----- Records shown -----

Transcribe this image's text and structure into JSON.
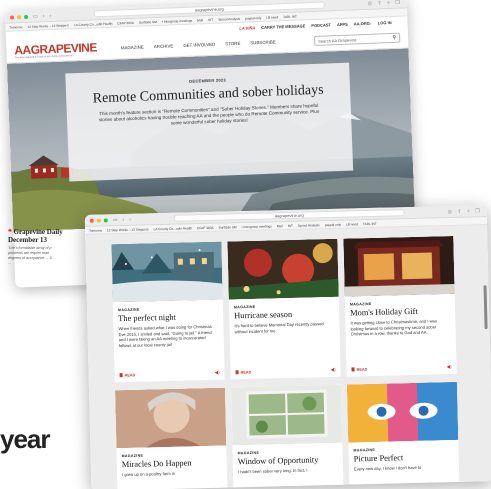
{
  "back_window": {
    "url": "aagrapevine.org",
    "bookmarks": [
      "Tomorow",
      "12 Step Works – 12 Steppers",
      "LA County Co...udio Health",
      "CFAP 360A",
      "SurfSide SM",
      "• Intergroup meetings",
      "Mail",
      "INT",
      "Sprout Analysis",
      "paypal only",
      "LB need",
      "TARL INT"
    ],
    "topnav": {
      "lavina": "LA VIÑA",
      "items": [
        "CARRY THE MESSAGE",
        "PODCAST",
        "APPS",
        "AA.ORG↑",
        "LOG IN"
      ]
    },
    "logo": {
      "aa": "AA",
      "grapevine": "GRAPEVINE",
      "tagline": "The International Journal of Alcoholics Anonymous"
    },
    "nav": [
      "MAGAZINE",
      "ARCHIVE",
      "GET INVOLVED",
      "STORE",
      "SUBSCRIBE"
    ],
    "search_placeholder": "Search AA Grapevine",
    "hero": {
      "date": "DECEMBER 2023",
      "title": "Remote Communities and sober holidays",
      "description": "This month's feature section is \"Remote Communities\" and \"Sober Holiday Stories.\" Members share hopeful stories about alcoholics having trouble reaching AA and the people who do Remote Community service. Plus some wonderful sober holiday stories!"
    },
    "daily": {
      "quote_mark": "❝",
      "title": "Grapevine Daily",
      "date": "December 13",
      "text_lines": [
        "\"Life's formidable array of p",
        "problems will require man",
        "degrees of acceptance ... S",
        "..."
      ]
    }
  },
  "front_window": {
    "url": "aagrapevine.org",
    "bookmarks": [
      "Tomorow",
      "12 Step Works – 12 Steppers",
      "LA County Co...udio Health",
      "CFAP 360A",
      "SurfSide SM",
      "• Intergroup meetings",
      "Mail",
      "INT",
      "Sprout Analysis",
      "paypal only",
      "LB need",
      "TARL INT"
    ],
    "cards": [
      {
        "type": "MAGAZINE",
        "title": "The perfect night",
        "desc": "When friends asked what I was doing for Christmas Eve 2015, I smiled and said, \"Going to jail.\" A friend and I were taking an AA meeting to incarcerated fellows at our local county jail",
        "read": "READ",
        "speaker_icon": "speaker-icon"
      },
      {
        "type": "MAGAZINE",
        "title": "Hurricane season",
        "desc": "It's hard to believe Memorial Day recently passed without incident for me.",
        "read": "READ",
        "speaker_icon": "speaker-icon"
      },
      {
        "type": "MAGAZINE",
        "title": "Mom's Holiday Gift",
        "desc": "It was getting close to Christmastime, and I was looking forward to celebrating my second sober Christmas in a row, thanks to God and AA.",
        "read": "READ",
        "speaker_icon": "speaker-icon"
      },
      {
        "type": "MAGAZINE",
        "title": "Miracles Do Happen",
        "desc": "I grew up on a poultry farm in",
        "read": "",
        "speaker_icon": ""
      },
      {
        "type": "MAGAZINE",
        "title": "Window of Opportunity",
        "desc": "I hadn't been sober very long. In fact, I",
        "read": "",
        "speaker_icon": ""
      },
      {
        "type": "MAGAZINE",
        "title": "Picture Perfect",
        "desc": "Every new day, I know I don't have to",
        "read": "",
        "speaker_icon": ""
      }
    ]
  },
  "background_text": "year",
  "colors": {
    "brand_red": "#c0392b",
    "dark_text": "#222222"
  }
}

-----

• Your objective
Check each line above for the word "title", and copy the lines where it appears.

• Task answer
      "title": "Remote Communities and sober holidays",
      "title": "Grapevine Daily",
        "title": "The perfect night",
        "title": "Hurricane season",
        "title": "Mom's Holiday Gift",
        "title": "Miracles Do Happen",
        "title": "Window of Opportunity",
        "title": "Picture Perfect",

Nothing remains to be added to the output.